For example, developing countries in an African continent, including South Africa, have been fighting against the increase of unregulated brokers that have started providing scamming or lying services to their gullible customers. These firms are essentially trying to sign up as many people as possible and get them to make initial deposits without actually helping them in achieving their goals of successful trades. Otherwise, they flat out draw in customers with false advertisements over the internet.
These scammers lie through the whole process via setting up elaborate pitches for the customers that call their numbers and very “professionally” looking websites that do not actually offer anything of value. Apart from this, some of them even make up some kind of certification that they post on their webpages. Fake reviews are also a part of their scheme.

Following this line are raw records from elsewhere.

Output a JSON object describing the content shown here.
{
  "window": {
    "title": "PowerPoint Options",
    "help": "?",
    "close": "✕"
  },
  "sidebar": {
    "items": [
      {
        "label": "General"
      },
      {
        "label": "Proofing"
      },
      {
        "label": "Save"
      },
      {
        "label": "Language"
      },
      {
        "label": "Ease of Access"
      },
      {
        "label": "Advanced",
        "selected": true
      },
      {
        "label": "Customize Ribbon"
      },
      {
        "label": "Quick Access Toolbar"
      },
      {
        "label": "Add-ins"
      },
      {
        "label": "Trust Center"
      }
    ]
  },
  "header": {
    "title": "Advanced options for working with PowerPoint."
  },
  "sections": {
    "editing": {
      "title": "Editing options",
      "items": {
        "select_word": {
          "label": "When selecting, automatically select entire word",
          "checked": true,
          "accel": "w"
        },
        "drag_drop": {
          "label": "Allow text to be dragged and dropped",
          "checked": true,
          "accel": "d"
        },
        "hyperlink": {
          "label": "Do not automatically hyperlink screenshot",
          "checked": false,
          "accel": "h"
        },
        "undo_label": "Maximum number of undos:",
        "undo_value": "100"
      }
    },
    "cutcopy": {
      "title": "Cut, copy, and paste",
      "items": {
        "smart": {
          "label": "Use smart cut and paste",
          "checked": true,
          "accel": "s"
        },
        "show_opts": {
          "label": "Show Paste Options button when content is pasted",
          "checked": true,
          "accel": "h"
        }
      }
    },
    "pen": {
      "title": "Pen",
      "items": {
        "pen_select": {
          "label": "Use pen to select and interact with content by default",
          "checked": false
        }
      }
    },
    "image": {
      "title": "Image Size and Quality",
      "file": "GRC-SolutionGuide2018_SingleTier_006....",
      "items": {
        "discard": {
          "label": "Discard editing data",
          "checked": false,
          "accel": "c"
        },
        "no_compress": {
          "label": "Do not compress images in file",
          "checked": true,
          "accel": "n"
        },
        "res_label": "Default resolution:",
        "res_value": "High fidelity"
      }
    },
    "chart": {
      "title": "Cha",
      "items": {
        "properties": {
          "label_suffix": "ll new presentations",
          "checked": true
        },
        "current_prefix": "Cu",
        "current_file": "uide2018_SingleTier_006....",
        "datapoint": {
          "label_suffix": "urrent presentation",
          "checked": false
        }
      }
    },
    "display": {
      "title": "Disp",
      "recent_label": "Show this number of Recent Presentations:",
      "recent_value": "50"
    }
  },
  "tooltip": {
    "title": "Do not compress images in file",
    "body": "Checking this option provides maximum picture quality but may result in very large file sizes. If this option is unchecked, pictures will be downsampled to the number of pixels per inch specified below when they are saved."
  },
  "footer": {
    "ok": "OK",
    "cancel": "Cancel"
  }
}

Due to this, the FSCA started regulating the market.
The main decision came regarding the licensing of brokerage firms that allow the market to flourish with quality services instead of fake ones. The FSCA has set up a robust set of rules for companies that want to get proper licensing and start operating on their market.
They also guarantee the negative balance protection, which means that the trader cannot by accident become indebted to the broker. This usually happens due to the leverage mechanics of the foreign exchange market. Leverage basically works in a way that allows the traders to trade with a higher amount of money than they have actually deposited making it possible to increase the earnings without having extra cash on the account.

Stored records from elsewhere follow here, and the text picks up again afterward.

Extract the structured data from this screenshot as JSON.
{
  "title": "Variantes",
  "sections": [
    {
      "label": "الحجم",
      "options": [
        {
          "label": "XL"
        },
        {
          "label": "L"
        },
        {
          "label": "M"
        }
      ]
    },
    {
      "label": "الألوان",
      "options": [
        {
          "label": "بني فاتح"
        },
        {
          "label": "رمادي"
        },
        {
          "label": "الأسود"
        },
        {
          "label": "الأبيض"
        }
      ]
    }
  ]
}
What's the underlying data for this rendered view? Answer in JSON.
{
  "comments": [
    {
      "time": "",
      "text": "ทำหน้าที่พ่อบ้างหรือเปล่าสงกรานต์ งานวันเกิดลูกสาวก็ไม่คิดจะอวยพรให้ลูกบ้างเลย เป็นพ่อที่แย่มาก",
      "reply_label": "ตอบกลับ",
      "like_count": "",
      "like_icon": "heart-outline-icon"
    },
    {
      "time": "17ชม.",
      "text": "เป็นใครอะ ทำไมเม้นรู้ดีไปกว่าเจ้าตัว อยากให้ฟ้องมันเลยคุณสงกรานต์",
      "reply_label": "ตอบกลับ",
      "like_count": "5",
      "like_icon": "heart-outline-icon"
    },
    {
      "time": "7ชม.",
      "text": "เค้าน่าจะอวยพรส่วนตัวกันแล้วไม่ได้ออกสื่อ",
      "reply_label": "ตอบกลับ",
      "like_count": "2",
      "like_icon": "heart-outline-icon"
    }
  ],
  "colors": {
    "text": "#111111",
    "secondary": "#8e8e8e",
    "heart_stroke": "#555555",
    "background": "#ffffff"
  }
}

However, this is a double-edged sword as it also makes it possible to lose a lot of money if the trade goes sideways effectively throwing the customer into a negative balance that needs to be returned postpartum. This is a very scammy strategy utilized by unlicensed brokers to squeeze out as much money as they can from gullible customers.
The FSCA has also implemented a number of other services like an education project where the institutions aims to teach citizens things like how to trade forex in South Africa, how to manage finances, how the market works, and etc. to make sure that the South African people have evaluated the situation as much as possible and understood all the risks associated with FX trading.
This translates to annual international conferences that are being led by the experts visiting from all across the world. The regulatory body also acts as a medium between customers and brokerages when it comes to disputing matters like chargebacks or misconduct from the broker which ended up with the user losing their funds.
The Financial Service Conductor Authority has succeeded its predecessor Financial Services Board (FSB) in a number of ways and has made significant progress and thus has bolstered the usage as well as interest all across the nation.
South Africa is one of the leading countries in the whole of Africa when it comes to the popularity of FX trading. As was already discussed, the major reason for this success is a well regulated and secure market. Apart from this, there is a big interest in the South African economy from outside investors. This interest makes the economy spin and thus brings in funds inside the country from foreign investors. In 2019, South Africa was leading with retail forex platforms that cost as much as $742.04 making SA investors the most valuable ones.
During the same year, the South African trading volume was as much as $2.21 billion per day netting $20.37 billion for all FX instruments commutative. This puts the country right behind giants like Russia and India that are sitting at $46 billion and $39 billion while in front of Turkey and Brazil that have $18 and $19 billion turnover respectively.
The increase has continued over to 2020 as well. Even in the face of the novel coronavirus pandemic which has impacted the world with massive nationwide lockdowns and strict social distancing laws. The pandemic goes as far as to totally shut down certain industries. One of the most massive hits that the world has ever seen is the damage to the airline industry which estimates the loss of as much as $84 billion and the tourism industry being hit with a whopping $1 trillion with as much as 100 million jobs at stake worldwide.
However, the SA FX industry is still prospering. This may be attributed to the fact that more and more people are searching for ways to make money when in the comfort of their homes. The social distancing laws that are implemented are still forcing everyone to spend as little time outside as possible so a number of individuals took upon themselves to get some education from available data online and start generating income through the foreign exchange market.